“One of the great things about living and working in this region is partnerships with other organizations in town — community partners, and with people on a very practical level, to deliver activities like financial literacy with Access Credit Union. Family Resource Centres, Rec Departments, and Municipalities’ collaboration is really amazing.”
Collaborative efforts include Settlement Workers in Schools in Western and Borderland School Divisions, ensuring newcomer children and families are supported through the school system. Eden Health Care Services also provides a mental health counsellor once a week to aid clients during the transition process and pre-migration trauma they may have experienced.
The binding agent for all these elements is the Pembina Valley Local Immigration Partnership. The group which allows voices and community leaders to connect, and to identify and reduce barriers within communities for newcomers.
Reynolds says there has always been a small amount of the collaborative efforts between community leaders and municipalities.

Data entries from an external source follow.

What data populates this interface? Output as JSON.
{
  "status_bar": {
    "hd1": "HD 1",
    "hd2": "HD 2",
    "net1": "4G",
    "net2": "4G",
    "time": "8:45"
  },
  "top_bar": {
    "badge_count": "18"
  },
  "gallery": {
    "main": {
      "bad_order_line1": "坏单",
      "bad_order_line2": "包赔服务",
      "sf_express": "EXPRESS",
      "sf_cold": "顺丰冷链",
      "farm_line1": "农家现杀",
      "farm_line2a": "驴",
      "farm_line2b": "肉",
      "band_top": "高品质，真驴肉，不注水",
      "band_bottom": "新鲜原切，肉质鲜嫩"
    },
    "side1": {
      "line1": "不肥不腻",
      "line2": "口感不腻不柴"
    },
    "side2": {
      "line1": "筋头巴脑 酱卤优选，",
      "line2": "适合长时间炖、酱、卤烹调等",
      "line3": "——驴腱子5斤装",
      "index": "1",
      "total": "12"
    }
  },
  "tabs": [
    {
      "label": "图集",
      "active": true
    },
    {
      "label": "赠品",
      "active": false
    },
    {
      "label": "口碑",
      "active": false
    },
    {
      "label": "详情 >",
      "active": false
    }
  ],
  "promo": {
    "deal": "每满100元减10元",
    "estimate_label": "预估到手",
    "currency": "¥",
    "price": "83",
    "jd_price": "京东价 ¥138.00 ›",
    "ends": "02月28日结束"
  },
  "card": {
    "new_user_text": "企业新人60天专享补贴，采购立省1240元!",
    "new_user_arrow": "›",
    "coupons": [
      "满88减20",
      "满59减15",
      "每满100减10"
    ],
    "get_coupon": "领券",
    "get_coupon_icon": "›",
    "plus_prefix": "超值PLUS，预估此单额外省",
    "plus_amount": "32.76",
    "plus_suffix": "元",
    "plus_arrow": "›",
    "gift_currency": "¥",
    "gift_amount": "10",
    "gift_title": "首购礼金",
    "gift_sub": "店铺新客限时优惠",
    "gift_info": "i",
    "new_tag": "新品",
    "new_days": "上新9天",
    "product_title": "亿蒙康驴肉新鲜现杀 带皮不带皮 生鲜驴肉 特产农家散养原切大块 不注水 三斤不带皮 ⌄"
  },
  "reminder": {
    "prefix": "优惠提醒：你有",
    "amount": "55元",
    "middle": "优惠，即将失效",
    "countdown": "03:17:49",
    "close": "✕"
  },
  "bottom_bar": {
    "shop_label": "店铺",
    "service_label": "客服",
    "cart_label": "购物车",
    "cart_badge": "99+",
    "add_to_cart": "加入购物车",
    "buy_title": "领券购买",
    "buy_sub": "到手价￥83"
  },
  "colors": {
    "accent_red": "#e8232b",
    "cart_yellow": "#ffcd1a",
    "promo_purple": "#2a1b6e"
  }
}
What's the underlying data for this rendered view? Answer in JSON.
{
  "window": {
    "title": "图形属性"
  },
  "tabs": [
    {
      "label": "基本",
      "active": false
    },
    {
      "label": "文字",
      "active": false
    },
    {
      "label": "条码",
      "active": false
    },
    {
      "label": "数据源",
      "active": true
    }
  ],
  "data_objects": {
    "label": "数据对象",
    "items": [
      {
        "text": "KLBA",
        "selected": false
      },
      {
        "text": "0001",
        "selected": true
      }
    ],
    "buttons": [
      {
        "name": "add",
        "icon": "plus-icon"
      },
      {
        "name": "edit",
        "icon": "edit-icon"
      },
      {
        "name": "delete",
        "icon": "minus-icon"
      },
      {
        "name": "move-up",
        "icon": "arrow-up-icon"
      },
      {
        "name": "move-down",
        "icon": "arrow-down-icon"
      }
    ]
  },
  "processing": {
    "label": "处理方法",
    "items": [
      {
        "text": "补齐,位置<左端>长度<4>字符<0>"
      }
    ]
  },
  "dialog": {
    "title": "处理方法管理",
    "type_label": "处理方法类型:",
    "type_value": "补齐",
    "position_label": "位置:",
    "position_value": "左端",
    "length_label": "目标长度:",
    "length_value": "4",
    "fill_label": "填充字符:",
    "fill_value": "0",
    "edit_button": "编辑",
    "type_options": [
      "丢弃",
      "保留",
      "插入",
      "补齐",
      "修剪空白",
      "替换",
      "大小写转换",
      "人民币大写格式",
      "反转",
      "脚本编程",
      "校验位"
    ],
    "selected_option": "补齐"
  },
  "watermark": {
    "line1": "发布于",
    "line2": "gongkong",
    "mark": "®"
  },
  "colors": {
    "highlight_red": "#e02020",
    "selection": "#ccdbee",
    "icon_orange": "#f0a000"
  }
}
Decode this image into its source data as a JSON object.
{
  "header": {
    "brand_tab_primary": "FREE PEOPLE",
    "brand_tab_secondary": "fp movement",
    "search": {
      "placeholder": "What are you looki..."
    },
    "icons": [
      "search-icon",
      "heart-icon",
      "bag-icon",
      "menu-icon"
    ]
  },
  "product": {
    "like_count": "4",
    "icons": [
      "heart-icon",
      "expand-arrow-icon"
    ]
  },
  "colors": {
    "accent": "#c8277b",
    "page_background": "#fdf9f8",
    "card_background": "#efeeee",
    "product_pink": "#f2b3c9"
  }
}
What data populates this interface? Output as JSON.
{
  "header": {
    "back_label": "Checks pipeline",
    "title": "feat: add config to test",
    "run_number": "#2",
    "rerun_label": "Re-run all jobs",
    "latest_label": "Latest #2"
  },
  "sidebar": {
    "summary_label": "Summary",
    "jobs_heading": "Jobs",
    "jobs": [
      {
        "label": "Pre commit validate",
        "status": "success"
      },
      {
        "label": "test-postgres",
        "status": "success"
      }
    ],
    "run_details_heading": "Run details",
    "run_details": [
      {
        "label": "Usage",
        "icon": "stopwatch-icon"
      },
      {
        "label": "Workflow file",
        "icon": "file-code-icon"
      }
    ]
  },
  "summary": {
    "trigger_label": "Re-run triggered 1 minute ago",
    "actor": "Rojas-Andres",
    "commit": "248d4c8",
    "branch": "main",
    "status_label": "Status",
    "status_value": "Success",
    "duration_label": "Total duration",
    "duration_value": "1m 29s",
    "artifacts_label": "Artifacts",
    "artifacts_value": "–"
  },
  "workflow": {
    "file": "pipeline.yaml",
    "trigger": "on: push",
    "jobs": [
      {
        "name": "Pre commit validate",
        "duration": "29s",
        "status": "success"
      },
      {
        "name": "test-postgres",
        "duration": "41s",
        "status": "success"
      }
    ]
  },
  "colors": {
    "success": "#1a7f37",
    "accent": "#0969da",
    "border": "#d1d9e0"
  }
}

However, now with a group dedicated to that incentive to focus on issues such as transportation and improving mental health services region-wide, it allows for more organic and efficient problem-solving.
Overall, Reynolds says they continue to see the uses of the services increase, leading to Regional Connections to expand the number of programs and initiatives.
“We believe strongly in our programs, and we see the benefits, so you always wish there were more people there, and there could be more. The adult literacy program is really good, as it helps people with their reading and writing skills, especially for those who’ve had an interrupted or incomplete education.”
Reynolds says they are working on making their services available to communities that currently don’t have access, such as Morris, Carman, Lowe Farm, and Rosenort. He adds Regional Connections is working with some potential partners within those areas.